St. Basil´s Cathedral in Moscow

St. Basil´s Cathedral is one of the most recognisable buildings in the whole Russia. It is situated in the south-east end on the Red Square. The building is a great mixture of western and eastern architecture. It is mostly known as St. Basil´s Cathedral, but the official name is “The Cathedral of the Intercession of the Virgin by the Moat”. The popular alternative is Basil the Blessed.
The Cathedral was ordered by Ivan the Terrible, but nothing is known about the builders, Barma and Postnik, except their names and some legends. Moreover architectural specialists still are unable to agree about the governing idea which is hidden behind the structure. The creators could pay homage to the churches of Jerusalem or building eight churches around a central ninth can represent the medieval symbol of the eight-pointed star. Although the towers and domes appear chaotic, there is symmetry and symbolism in its design. In addition, originally the Cathedral was all while to match the white-stone Kremlin. The most interesting chapel is the main one, which contains a 19th century baroque iconostasis.

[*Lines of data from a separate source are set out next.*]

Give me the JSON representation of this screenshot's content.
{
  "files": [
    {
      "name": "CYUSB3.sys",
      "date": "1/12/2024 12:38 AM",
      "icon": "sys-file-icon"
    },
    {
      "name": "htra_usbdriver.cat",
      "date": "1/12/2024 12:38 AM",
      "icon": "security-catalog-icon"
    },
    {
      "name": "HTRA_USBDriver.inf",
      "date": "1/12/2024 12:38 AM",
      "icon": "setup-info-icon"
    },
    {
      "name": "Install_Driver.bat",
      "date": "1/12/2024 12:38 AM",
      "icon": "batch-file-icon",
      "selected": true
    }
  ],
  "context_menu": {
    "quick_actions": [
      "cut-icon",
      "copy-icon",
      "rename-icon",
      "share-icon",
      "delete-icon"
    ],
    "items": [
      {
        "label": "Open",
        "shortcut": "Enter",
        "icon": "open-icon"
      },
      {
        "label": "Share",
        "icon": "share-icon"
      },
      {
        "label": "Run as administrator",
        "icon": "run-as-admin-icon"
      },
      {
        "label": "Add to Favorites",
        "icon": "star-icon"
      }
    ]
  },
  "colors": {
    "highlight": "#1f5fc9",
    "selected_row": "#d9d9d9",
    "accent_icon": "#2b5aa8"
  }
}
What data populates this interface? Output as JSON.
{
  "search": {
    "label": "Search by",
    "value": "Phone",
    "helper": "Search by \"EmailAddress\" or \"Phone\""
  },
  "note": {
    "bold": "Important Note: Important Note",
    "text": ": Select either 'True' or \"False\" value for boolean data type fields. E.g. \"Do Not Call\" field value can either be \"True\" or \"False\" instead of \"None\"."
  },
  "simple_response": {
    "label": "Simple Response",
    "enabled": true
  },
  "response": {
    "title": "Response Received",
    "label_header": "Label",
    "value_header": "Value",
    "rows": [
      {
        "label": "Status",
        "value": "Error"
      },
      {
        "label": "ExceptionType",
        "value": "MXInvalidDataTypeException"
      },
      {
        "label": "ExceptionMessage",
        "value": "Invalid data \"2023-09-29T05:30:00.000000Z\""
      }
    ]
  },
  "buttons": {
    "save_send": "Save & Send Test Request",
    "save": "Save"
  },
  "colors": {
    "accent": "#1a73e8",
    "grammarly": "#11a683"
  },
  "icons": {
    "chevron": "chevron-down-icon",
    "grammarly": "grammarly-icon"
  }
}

During the time of Soviet Union there was a talk of demolishing the cathedral because it hindered Stalin´s plans for massed parades on the Red Square. In the end it was saved thanks to the courage of the architect Pyotr Baranovsky who refused categorically to demolish it and sent the Kremlin an extremely blunt telegram, so the Cathedral remains standing. However, Baranovsky was sentenced for five years in prison.
At present the Cathedral is a museum. A spiral staircase was discovered in the 1970s within one of the walls during restoration work. So, visitors take tour into the central church, but they can also walk along the narrow, winding gallery, covered in beautiful patterned paintwork.
The opening hours are daily from 11.00 to 17.00, but it is closed on Tuesdays.